Read the data and repeat it in full, exactly.

START DATA FOR THIS EXERCISE

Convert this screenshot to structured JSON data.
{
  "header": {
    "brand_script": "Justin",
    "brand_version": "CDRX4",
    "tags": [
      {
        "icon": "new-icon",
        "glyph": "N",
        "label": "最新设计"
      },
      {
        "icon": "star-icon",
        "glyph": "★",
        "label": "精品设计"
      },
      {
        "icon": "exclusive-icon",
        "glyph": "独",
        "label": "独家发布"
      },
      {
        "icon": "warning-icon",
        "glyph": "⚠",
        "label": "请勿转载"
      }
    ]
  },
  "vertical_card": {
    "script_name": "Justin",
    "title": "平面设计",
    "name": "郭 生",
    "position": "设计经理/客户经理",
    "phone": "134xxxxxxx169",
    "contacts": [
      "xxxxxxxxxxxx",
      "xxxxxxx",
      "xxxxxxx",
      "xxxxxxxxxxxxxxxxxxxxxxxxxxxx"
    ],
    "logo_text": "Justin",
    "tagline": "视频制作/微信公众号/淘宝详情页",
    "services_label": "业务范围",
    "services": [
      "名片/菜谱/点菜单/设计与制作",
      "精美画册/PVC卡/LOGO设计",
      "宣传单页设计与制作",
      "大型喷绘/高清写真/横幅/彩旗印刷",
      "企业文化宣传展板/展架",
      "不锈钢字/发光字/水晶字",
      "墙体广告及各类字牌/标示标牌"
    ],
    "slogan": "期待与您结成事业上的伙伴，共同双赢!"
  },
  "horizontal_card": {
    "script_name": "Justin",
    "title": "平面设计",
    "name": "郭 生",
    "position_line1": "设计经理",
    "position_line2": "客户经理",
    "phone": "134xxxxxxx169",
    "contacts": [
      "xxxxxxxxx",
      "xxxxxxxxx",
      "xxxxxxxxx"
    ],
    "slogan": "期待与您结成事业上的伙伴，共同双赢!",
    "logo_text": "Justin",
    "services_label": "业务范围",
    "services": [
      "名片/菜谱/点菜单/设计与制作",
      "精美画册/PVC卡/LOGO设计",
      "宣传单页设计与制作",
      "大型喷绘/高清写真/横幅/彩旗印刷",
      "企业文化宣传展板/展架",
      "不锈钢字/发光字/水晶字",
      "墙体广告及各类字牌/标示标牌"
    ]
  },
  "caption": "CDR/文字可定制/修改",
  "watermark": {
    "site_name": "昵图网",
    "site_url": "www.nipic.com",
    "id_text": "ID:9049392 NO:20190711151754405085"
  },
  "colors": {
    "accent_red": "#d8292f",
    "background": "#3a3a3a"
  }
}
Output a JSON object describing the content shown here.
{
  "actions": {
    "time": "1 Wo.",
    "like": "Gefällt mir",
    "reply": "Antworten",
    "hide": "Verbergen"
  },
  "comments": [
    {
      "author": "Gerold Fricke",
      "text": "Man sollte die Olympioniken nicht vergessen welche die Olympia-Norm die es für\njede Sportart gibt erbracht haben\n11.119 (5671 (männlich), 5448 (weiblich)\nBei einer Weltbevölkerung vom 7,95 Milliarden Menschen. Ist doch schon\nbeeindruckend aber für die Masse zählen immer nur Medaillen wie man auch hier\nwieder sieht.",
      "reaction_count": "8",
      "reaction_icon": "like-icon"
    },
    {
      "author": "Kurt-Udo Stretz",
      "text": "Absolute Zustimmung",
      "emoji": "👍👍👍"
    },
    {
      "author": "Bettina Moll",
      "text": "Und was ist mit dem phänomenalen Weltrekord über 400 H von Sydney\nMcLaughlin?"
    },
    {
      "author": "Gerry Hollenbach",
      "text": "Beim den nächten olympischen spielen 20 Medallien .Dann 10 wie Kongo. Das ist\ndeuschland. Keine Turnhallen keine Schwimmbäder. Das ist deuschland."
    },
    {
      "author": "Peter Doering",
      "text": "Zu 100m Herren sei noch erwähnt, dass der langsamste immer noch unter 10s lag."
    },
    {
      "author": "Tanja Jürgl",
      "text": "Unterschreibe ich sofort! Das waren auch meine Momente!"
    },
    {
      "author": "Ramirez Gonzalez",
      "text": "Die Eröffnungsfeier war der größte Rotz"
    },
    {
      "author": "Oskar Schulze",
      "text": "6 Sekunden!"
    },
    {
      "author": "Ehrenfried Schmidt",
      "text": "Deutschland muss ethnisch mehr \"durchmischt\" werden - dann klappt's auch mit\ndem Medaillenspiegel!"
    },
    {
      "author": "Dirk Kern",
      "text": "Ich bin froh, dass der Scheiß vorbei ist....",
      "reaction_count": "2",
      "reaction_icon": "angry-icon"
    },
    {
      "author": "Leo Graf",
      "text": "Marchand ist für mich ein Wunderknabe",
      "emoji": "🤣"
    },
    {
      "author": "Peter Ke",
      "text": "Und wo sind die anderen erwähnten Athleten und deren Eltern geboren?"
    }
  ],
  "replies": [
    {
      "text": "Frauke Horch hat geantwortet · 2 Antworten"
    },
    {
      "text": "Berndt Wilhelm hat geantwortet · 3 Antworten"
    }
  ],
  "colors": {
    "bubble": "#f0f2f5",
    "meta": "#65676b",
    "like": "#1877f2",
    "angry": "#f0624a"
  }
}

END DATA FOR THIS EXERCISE

> [SOLUTION]:
Convert this screenshot to structured JSON data.
{
  "header": {
    "brand_script": "Justin",
    "brand_version": "CDRX4",
    "tags": [
      {
        "icon": "new-icon",
        "glyph": "N",
        "label": "最新设计"
      },
      {
        "icon": "star-icon",
        "glyph": "★",
        "label": "精品设计"
      },
      {
        "icon": "exclusive-icon",
        "glyph": "独",
        "label": "独家发布"
      },
      {
        "icon": "warning-icon",
        "glyph": "⚠",
        "label": "请勿转载"
      }
    ]
  },
  "vertical_card": {
    "script_name": "Justin",
    "title": "平面设计",
    "name": "郭 生",
    "position": "设计经理/客户经理",
    "phone": "134xxxxxxx169",
    "contacts": [
      "xxxxxxxxxxxx",
      "xxxxxxx",
      "xxxxxxx",
      "xxxxxxxxxxxxxxxxxxxxxxxxxxxx"
    ],
    "logo_text": "Justin",
    "tagline": "视频制作/微信公众号/淘宝详情页",
    "services_label": "业务范围",
    "services": [
      "名片/菜谱/点菜单/设计与制作",
      "精美画册/PVC卡/LOGO设计",
      "宣传单页设计与制作",
      "大型喷绘/高清写真/横幅/彩旗印刷",
      "企业文化宣传展板/展架",
      "不锈钢字/发光字/水晶字",
      "墙体广告及各类字牌/标示标牌"
    ],
    "slogan": "期待与您结成事业上的伙伴，共同双赢!"
  },
  "horizontal_card": {
    "script_name": "Justin",
    "title": "平面设计",
    "name": "郭 生",
    "position_line1": "设计经理",
    "position_line2": "客户经理",
    "phone": "134xxxxxxx169",
    "contacts": [
      "xxxxxxxxx",
      "xxxxxxxxx",
      "xxxxxxxxx"
    ],
    "slogan": "期待与您结成事业上的伙伴，共同双赢!",
    "logo_text": "Justin",
    "services_label": "业务范围",
    "services": [
      "名片/菜谱/点菜单/设计与制作",
      "精美画册/PVC卡/LOGO设计",
      "宣传单页设计与制作",
      "大型喷绘/高清写真/横幅/彩旗印刷",
      "企业文化宣传展板/展架",
      "不锈钢字/发光字/水晶字",
      "墙体广告及各类字牌/标示标牌"
    ]
  },
  "caption": "CDR/文字可定制/修改",
  "watermark": {
    "site_name": "昵图网",
    "site_url": "www.nipic.com",
    "id_text": "ID:9049392 NO:20190711151754405085"
  },
  "colors": {
    "accent_red": "#d8292f",
    "background": "#3a3a3a"
  }
}
Output a JSON object describing the content shown here.
{
  "actions": {
    "time": "1 Wo.",
    "like": "Gefällt mir",
    "reply": "Antworten",
    "hide": "Verbergen"
  },
  "comments": [
    {
      "author": "Gerold Fricke",
      "text": "Man sollte die Olympioniken nicht vergessen welche die Olympia-Norm die es für\njede Sportart gibt erbracht haben\n11.119 (5671 (männlich), 5448 (weiblich)\nBei einer Weltbevölkerung vom 7,95 Milliarden Menschen. Ist doch schon\nbeeindruckend aber für die Masse zählen immer nur Medaillen wie man auch hier\nwieder sieht.",
      "reaction_count": "8",
      "reaction_icon": "like-icon"
    },
    {
      "author": "Kurt-Udo Stretz",
      "text": "Absolute Zustimmung",
      "emoji": "👍👍👍"
    },
    {
      "author": "Bettina Moll",
      "text": "Und was ist mit dem phänomenalen Weltrekord über 400 H von Sydney\nMcLaughlin?"
    },
    {
      "author": "Gerry Hollenbach",
      "text": "Beim den nächten olympischen spielen 20 Medallien .Dann 10 wie Kongo. Das ist\ndeuschland. Keine Turnhallen keine Schwimmbäder. Das ist deuschland."
    },
    {
      "author": "Peter Doering",
      "text": "Zu 100m Herren sei noch erwähnt, dass der langsamste immer noch unter 10s lag."
    },
    {
      "author": "Tanja Jürgl",
      "text": "Unterschreibe ich sofort! Das waren auch meine Momente!"
    },
    {
      "author": "Ramirez Gonzalez",
      "text": "Die Eröffnungsfeier war der größte Rotz"
    },
    {
      "author": "Oskar Schulze",
      "text": "6 Sekunden!"
    },
    {
      "author": "Ehrenfried Schmidt",
      "text": "Deutschland muss ethnisch mehr \"durchmischt\" werden - dann klappt's auch mit\ndem Medaillenspiegel!"
    },
    {
      "author": "Dirk Kern",
      "text": "Ich bin froh, dass der Scheiß vorbei ist....",
      "reaction_count": "2",
      "reaction_icon": "angry-icon"
    },
    {
      "author": "Leo Graf",
      "text": "Marchand ist für mich ein Wunderknabe",
      "emoji": "🤣"
    },
    {
      "author": "Peter Ke",
      "text": "Und wo sind die anderen erwähnten Athleten und deren Eltern geboren?"
    }
  ],
  "replies": [
    {
      "text": "Frauke Horch hat geantwortet · 2 Antworten"
    },
    {
      "text": "Berndt Wilhelm hat geantwortet · 3 Antworten"
    }
  ],
  "colors": {
    "bubble": "#f0f2f5",
    "meta": "#65676b",
    "like": "#1877f2",
    "angry": "#f0624a"
  }
}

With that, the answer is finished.